James Roseveare's Surface Below, Surface Above and its three wall-based companions are made using debris swept and collected from the streets around Regent Studios before being encased in concrete. Coloured aquarium pebble, nails, polystyrene, cloth, twigs, vacuum cleaner dust and bone are listed as the most recognisable of the sculptures’ mediums, with some of these elements positioned by the artist and others left to do their own thing. All four pieces present us with a solid reflection on what we preserve from the past brought bang into the present, an encouragement to consider the differences between what we value and what we're conditioned to value.
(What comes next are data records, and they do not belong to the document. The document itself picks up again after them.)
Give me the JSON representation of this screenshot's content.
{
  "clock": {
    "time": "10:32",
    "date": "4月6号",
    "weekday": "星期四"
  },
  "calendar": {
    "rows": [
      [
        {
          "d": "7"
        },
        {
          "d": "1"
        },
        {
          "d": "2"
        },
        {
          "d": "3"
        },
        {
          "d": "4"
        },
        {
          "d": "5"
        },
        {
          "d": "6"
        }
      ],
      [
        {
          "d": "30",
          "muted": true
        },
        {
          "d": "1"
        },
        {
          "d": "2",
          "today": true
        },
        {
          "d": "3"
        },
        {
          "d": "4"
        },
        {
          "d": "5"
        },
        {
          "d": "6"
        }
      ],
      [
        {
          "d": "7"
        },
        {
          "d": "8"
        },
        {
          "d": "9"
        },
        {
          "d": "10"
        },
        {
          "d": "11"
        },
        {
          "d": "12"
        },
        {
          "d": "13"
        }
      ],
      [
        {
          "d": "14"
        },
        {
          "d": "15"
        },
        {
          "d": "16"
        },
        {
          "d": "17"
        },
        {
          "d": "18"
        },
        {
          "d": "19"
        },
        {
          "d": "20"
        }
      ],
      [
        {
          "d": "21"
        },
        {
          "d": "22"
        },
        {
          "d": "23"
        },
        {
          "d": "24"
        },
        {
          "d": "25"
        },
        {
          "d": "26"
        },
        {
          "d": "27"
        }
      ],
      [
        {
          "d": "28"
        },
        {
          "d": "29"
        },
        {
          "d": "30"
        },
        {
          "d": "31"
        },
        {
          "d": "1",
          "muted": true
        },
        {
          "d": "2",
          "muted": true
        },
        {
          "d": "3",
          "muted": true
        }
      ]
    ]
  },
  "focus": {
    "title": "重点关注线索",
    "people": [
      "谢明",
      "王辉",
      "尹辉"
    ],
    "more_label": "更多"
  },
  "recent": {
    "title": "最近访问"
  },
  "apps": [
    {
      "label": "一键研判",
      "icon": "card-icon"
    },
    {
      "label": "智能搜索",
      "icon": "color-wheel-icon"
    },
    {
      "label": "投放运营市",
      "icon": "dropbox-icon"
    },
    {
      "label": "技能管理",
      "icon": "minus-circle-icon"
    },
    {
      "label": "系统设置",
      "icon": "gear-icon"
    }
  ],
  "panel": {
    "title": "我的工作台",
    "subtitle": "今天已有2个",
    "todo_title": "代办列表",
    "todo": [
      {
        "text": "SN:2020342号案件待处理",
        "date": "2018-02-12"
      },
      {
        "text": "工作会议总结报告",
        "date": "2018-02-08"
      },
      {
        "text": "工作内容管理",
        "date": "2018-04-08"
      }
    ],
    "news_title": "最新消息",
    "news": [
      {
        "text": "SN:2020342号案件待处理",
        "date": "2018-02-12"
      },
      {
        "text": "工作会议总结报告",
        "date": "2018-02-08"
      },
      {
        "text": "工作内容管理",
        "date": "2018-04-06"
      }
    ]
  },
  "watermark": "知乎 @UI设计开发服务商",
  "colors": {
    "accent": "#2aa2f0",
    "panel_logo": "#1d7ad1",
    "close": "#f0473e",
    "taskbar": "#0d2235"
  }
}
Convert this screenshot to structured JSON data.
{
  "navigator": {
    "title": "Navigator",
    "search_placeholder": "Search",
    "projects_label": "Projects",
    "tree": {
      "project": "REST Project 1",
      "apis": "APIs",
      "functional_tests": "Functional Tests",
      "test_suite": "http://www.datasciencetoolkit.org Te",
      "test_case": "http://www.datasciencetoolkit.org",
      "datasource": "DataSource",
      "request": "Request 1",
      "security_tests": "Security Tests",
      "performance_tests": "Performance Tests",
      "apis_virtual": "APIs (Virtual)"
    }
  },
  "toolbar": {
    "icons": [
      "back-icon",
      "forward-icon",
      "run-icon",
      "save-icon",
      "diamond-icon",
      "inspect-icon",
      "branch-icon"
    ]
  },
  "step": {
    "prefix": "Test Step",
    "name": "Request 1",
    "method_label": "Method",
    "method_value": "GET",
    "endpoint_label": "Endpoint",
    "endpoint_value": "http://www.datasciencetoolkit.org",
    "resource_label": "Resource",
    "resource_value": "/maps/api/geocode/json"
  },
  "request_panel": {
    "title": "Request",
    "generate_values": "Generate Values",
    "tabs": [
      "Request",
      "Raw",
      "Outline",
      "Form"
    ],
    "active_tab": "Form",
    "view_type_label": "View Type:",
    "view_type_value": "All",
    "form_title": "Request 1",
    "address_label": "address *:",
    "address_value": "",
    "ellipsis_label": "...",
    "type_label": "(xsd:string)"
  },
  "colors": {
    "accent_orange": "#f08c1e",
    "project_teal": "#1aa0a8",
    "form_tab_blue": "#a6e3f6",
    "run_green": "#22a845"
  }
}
Roseveare includes seeds with the potential to germinate in his material cacophony, a gentle, optimistic nod to the life that can spring from the apparently long-dead.
Eyers' animations, meanwhile, takes a very different form of local history as a starting point. Eyers often uses politics as a springboard for her work, though this is usually far from evident in the finished pieces. In Wall, two pencil-animated women repeatedly clamber over a wall rendered by a single stroke of watercolour, their drawn bodies still visible through their era-less clothes left intentionally transparent, though the line of the animation itself and their slightly awkward actions are confident and robust. In Swing, the larger, swaying woman projected onto the gallery wall has a similar sense of fluidity achieved through Eyers' skilfully-wrought lines, her feet softly hitting the gallery's architecture with every upward movement. All these characters are unmistakably women rather than girls, the result of the artist's investigations into the local Magdalene Home that once stood at the site of the car pound next door to Regent Studios.
Artist filmmaker Andrew Kötting's Klipperty Klöpp and its freshly made companion Klipperty Klöpp2 offer a whole other take on what it means to historicise, to remake, to revisit. Made in 1984 while Kötting was still a student at the Slade School of Art, the original Klipperty Klöpp now occupies a seminal position in the history of artists’ film. In turns folkloric, Beckettian, Python-esque and with a less than subtle, parodic nod to the land artists that were so popular in the early 80s, the film was shot on found Super 8 stock and given a suitable voiceover inspired by post-surrealist 'automatic ranting.' Its remade companion piece, shot in crisp HD in March 2017, features a female Japanese protagonist in the role originally taken by Kötting – an intentional, feminising gesture that builds on his ongoing interest in degendered retellings of history.
Speedway writer in residence